*** DATA TO EXAMINE Section Begins ***

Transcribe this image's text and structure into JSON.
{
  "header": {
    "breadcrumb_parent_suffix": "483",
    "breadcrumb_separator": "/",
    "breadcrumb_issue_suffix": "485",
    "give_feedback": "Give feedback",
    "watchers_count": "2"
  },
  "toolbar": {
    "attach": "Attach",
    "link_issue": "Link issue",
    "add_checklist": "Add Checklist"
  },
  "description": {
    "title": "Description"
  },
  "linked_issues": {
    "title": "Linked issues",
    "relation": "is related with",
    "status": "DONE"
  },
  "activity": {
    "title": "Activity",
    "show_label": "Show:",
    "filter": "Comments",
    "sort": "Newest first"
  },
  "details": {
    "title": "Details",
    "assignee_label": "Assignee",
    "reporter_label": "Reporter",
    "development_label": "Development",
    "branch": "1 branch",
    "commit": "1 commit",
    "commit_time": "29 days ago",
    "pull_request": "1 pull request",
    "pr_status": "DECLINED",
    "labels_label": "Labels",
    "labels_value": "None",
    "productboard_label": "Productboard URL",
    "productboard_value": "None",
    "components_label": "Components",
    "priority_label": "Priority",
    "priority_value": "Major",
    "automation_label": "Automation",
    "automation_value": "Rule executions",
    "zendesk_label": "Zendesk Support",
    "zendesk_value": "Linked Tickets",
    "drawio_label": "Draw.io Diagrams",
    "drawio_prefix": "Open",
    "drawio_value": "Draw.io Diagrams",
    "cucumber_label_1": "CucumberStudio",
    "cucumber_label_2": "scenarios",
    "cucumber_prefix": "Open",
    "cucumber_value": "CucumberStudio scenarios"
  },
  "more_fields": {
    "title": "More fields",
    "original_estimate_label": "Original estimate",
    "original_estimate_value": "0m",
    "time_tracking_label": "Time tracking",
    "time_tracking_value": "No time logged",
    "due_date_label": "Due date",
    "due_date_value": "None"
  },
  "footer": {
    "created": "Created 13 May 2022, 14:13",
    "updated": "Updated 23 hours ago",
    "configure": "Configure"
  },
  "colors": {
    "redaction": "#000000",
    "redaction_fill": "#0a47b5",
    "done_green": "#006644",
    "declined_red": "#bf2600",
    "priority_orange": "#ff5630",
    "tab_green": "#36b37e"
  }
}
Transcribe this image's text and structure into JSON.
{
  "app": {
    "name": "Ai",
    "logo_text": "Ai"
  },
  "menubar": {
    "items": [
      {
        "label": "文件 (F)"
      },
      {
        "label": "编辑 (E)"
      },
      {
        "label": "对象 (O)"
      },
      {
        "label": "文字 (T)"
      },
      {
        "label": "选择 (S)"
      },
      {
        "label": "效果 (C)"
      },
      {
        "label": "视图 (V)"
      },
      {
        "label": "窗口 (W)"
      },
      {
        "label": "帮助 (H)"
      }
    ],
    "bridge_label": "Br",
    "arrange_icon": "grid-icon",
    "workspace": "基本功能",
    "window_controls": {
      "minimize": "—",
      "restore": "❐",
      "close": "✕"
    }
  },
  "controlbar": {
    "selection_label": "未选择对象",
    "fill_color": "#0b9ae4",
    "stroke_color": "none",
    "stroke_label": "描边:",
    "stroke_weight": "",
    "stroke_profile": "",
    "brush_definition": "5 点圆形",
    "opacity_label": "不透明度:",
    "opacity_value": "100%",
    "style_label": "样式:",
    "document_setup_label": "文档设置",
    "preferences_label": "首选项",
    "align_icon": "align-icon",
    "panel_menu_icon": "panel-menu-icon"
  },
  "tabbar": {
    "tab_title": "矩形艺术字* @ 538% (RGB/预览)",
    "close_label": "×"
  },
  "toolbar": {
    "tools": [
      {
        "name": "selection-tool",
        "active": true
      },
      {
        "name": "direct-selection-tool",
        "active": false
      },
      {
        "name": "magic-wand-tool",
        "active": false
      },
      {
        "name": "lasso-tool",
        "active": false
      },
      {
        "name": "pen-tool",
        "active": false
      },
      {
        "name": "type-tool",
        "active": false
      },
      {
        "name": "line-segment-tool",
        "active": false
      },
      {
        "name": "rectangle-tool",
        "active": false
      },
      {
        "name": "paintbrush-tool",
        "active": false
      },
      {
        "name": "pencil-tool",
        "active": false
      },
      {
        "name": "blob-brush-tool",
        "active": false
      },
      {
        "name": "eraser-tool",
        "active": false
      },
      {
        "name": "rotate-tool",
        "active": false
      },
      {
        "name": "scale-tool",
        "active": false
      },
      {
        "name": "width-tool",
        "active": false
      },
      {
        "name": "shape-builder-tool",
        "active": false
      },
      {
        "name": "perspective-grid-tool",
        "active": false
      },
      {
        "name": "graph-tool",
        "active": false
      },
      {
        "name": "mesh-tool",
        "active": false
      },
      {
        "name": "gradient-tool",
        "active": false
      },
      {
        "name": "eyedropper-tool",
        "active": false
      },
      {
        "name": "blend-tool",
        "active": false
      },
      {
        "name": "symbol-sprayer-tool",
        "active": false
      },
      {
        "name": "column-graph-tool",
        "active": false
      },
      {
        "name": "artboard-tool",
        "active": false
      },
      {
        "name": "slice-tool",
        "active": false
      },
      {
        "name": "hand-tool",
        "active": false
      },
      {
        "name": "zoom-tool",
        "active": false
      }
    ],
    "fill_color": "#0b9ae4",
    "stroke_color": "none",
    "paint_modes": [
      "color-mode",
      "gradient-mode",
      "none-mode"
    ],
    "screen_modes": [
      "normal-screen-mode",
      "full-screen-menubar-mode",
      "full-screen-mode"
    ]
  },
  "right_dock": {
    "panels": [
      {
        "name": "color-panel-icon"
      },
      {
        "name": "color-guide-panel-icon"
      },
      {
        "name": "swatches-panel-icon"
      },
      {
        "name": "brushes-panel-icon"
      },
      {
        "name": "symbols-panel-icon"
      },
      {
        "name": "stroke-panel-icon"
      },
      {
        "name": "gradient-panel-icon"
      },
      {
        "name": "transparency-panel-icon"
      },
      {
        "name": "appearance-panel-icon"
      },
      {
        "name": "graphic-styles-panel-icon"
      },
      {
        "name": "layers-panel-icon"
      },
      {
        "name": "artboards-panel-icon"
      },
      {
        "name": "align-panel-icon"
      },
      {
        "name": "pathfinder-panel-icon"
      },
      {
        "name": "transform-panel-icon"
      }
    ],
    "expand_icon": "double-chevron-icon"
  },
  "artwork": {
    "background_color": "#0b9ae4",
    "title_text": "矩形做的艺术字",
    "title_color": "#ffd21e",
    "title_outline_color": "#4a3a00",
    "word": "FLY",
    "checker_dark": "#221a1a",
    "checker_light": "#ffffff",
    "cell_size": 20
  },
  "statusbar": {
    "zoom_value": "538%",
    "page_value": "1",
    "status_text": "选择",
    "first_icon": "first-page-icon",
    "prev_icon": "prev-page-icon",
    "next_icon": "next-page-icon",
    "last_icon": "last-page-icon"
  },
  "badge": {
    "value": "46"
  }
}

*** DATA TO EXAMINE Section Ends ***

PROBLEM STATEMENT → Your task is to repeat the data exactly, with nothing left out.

THE ANSWER →
Transcribe this image's text and structure into JSON.
{
  "header": {
    "breadcrumb_parent_suffix": "483",
    "breadcrumb_separator": "/",
    "breadcrumb_issue_suffix": "485",
    "give_feedback": "Give feedback",
    "watchers_count": "2"
  },
  "toolbar": {
    "attach": "Attach",
    "link_issue": "Link issue",
    "add_checklist": "Add Checklist"
  },
  "description": {
    "title": "Description"
  },
  "linked_issues": {
    "title": "Linked issues",
    "relation": "is related with",
    "status": "DONE"
  },
  "activity": {
    "title": "Activity",
    "show_label": "Show:",
    "filter": "Comments",
    "sort": "Newest first"
  },
  "details": {
    "title": "Details",
    "assignee_label": "Assignee",
    "reporter_label": "Reporter",
    "development_label": "Development",
    "branch": "1 branch",
    "commit": "1 commit",
    "commit_time": "29 days ago",
    "pull_request": "1 pull request",
    "pr_status": "DECLINED",
    "labels_label": "Labels",
    "labels_value": "None",
    "productboard_label": "Productboard URL",
    "productboard_value": "None",
    "components_label": "Components",
    "priority_label": "Priority",
    "priority_value": "Major",
    "automation_label": "Automation",
    "automation_value": "Rule executions",
    "zendesk_label": "Zendesk Support",
    "zendesk_value": "Linked Tickets",
    "drawio_label": "Draw.io Diagrams",
    "drawio_prefix": "Open",
    "drawio_value": "Draw.io Diagrams",
    "cucumber_label_1": "CucumberStudio",
    "cucumber_label_2": "scenarios",
    "cucumber_prefix": "Open",
    "cucumber_value": "CucumberStudio scenarios"
  },
  "more_fields": {
    "title": "More fields",
    "original_estimate_label": "Original estimate",
    "original_estimate_value": "0m",
    "time_tracking_label": "Time tracking",
    "time_tracking_value": "No time logged",
    "due_date_label": "Due date",
    "due_date_value": "None"
  },
  "footer": {
    "created": "Created 13 May 2022, 14:13",
    "updated": "Updated 23 hours ago",
    "configure": "Configure"
  },
  "colors": {
    "redaction": "#000000",
    "redaction_fill": "#0a47b5",
    "done_green": "#006644",
    "declined_red": "#bf2600",
    "priority_orange": "#ff5630",
    "tab_green": "#36b37e"
  }
}
Transcribe this image's text and structure into JSON.
{
  "app": {
    "name": "Ai",
    "logo_text": "Ai"
  },
  "menubar": {
    "items": [
      {
        "label": "文件 (F)"
      },
      {
        "label": "编辑 (E)"
      },
      {
        "label": "对象 (O)"
      },
      {
        "label": "文字 (T)"
      },
      {
        "label": "选择 (S)"
      },
      {
        "label": "效果 (C)"
      },
      {
        "label": "视图 (V)"
      },
      {
        "label": "窗口 (W)"
      },
      {
        "label": "帮助 (H)"
      }
    ],
    "bridge_label": "Br",
    "arrange_icon": "grid-icon",
    "workspace": "基本功能",
    "window_controls": {
      "minimize": "—",
      "restore": "❐",
      "close": "✕"
    }
  },
  "controlbar": {
    "selection_label": "未选择对象",
    "fill_color": "#0b9ae4",
    "stroke_color": "none",
    "stroke_label": "描边:",
    "stroke_weight": "",
    "stroke_profile": "",
    "brush_definition": "5 点圆形",
    "opacity_label": "不透明度:",
    "opacity_value": "100%",
    "style_label": "样式:",
    "document_setup_label": "文档设置",
    "preferences_label": "首选项",
    "align_icon": "align-icon",
    "panel_menu_icon": "panel-menu-icon"
  },
  "tabbar": {
    "tab_title": "矩形艺术字* @ 538% (RGB/预览)",
    "close_label": "×"
  },
  "toolbar": {
    "tools": [
      {
        "name": "selection-tool",
        "active": true
      },
      {
        "name": "direct-selection-tool",
        "active": false
      },
      {
        "name": "magic-wand-tool",
        "active": false
      },
      {
        "name": "lasso-tool",
        "active": false
      },
      {
        "name": "pen-tool",
        "active": false
      },
      {
        "name": "type-tool",
        "active": false
      },
      {
        "name": "line-segment-tool",
        "active": false
      },
      {
        "name": "rectangle-tool",
        "active": false
      },
      {
        "name": "paintbrush-tool",
        "active": false
      },
      {
        "name": "pencil-tool",
        "active": false
      },
      {
        "name": "blob-brush-tool",
        "active": false
      },
      {
        "name": "eraser-tool",
        "active": false
      },
      {
        "name": "rotate-tool",
        "active": false
      },
      {
        "name": "scale-tool",
        "active": false
      },
      {
        "name": "width-tool",
        "active": false
      },
      {
        "name": "shape-builder-tool",
        "active": false
      },
      {
        "name": "perspective-grid-tool",
        "active": false
      },
      {
        "name": "graph-tool",
        "active": false
      },
      {
        "name": "mesh-tool",
        "active": false
      },
      {
        "name": "gradient-tool",
        "active": false
      },
      {
        "name": "eyedropper-tool",
        "active": false
      },
      {
        "name": "blend-tool",
        "active": false
      },
      {
        "name": "symbol-sprayer-tool",
        "active": false
      },
      {
        "name": "column-graph-tool",
        "active": false
      },
      {
        "name": "artboard-tool",
        "active": false
      },
      {
        "name": "slice-tool",
        "active": false
      },
      {
        "name": "hand-tool",
        "active": false
      },
      {
        "name": "zoom-tool",
        "active": false
      }
    ],
    "fill_color": "#0b9ae4",
    "stroke_color": "none",
    "paint_modes": [
      "color-mode",
      "gradient-mode",
      "none-mode"
    ],
    "screen_modes": [
      "normal-screen-mode",
      "full-screen-menubar-mode",
      "full-screen-mode"
    ]
  },
  "right_dock": {
    "panels": [
      {
        "name": "color-panel-icon"
      },
      {
        "name": "color-guide-panel-icon"
      },
      {
        "name": "swatches-panel-icon"
      },
      {
        "name": "brushes-panel-icon"
      },
      {
        "name": "symbols-panel-icon"
      },
      {
        "name": "stroke-panel-icon"
      },
      {
        "name": "gradient-panel-icon"
      },
      {
        "name": "transparency-panel-icon"
      },
      {
        "name": "appearance-panel-icon"
      },
      {
        "name": "graphic-styles-panel-icon"
      },
      {
        "name": "layers-panel-icon"
      },
      {
        "name": "artboards-panel-icon"
      },
      {
        "name": "align-panel-icon"
      },
      {
        "name": "pathfinder-panel-icon"
      },
      {
        "name": "transform-panel-icon"
      }
    ],
    "expand_icon": "double-chevron-icon"
  },
  "artwork": {
    "background_color": "#0b9ae4",
    "title_text": "矩形做的艺术字",
    "title_color": "#ffd21e",
    "title_outline_color": "#4a3a00",
    "word": "FLY",
    "checker_dark": "#221a1a",
    "checker_light": "#ffffff",
    "cell_size": 20
  },
  "statusbar": {
    "zoom_value": "538%",
    "page_value": "1",
    "status_text": "选择",
    "first_icon": "first-page-icon",
    "prev_icon": "prev-page-icon",
    "next_icon": "next-page-icon",
    "last_icon": "last-page-icon"
  },
  "badge": {
    "value": "46"
  }
}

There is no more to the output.